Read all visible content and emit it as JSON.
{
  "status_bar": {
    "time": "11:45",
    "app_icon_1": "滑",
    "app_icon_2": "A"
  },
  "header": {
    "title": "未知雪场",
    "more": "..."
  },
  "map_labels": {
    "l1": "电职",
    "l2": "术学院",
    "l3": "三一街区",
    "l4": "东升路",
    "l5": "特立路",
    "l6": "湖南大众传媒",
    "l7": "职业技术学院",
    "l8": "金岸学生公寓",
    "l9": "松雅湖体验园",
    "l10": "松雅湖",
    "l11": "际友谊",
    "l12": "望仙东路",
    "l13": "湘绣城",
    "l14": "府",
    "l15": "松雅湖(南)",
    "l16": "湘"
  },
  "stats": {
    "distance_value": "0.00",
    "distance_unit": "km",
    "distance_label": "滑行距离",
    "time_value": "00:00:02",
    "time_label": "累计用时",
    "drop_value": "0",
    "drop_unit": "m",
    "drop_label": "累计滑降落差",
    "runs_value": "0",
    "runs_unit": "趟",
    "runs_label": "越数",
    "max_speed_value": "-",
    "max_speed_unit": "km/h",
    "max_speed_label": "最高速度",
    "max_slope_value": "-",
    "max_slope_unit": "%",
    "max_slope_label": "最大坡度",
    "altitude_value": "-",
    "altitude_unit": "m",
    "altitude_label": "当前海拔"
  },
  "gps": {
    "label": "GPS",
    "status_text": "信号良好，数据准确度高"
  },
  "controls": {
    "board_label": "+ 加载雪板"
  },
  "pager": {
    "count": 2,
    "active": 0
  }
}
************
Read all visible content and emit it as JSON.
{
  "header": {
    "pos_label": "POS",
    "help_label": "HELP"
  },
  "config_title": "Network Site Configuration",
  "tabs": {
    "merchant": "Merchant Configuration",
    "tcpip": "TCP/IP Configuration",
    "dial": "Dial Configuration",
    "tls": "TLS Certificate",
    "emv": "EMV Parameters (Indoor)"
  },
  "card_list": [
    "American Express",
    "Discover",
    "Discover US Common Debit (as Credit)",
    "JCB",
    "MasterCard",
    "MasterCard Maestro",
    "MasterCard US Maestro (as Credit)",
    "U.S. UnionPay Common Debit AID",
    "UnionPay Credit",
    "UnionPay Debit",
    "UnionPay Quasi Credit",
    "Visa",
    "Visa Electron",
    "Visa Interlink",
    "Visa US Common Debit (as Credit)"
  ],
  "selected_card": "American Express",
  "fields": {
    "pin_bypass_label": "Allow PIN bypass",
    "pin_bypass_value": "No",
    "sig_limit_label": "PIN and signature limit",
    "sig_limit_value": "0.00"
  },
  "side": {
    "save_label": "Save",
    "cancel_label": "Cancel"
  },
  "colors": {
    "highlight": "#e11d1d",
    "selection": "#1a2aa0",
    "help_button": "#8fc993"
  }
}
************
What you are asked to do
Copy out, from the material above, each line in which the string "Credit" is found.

Answer below
    "Discover US Common Debit (as Credit)",
    "MasterCard US Maestro (as Credit)",
    "UnionPay Credit",
    "UnionPay Quasi Credit",
    "Visa US Common Debit (as Credit)"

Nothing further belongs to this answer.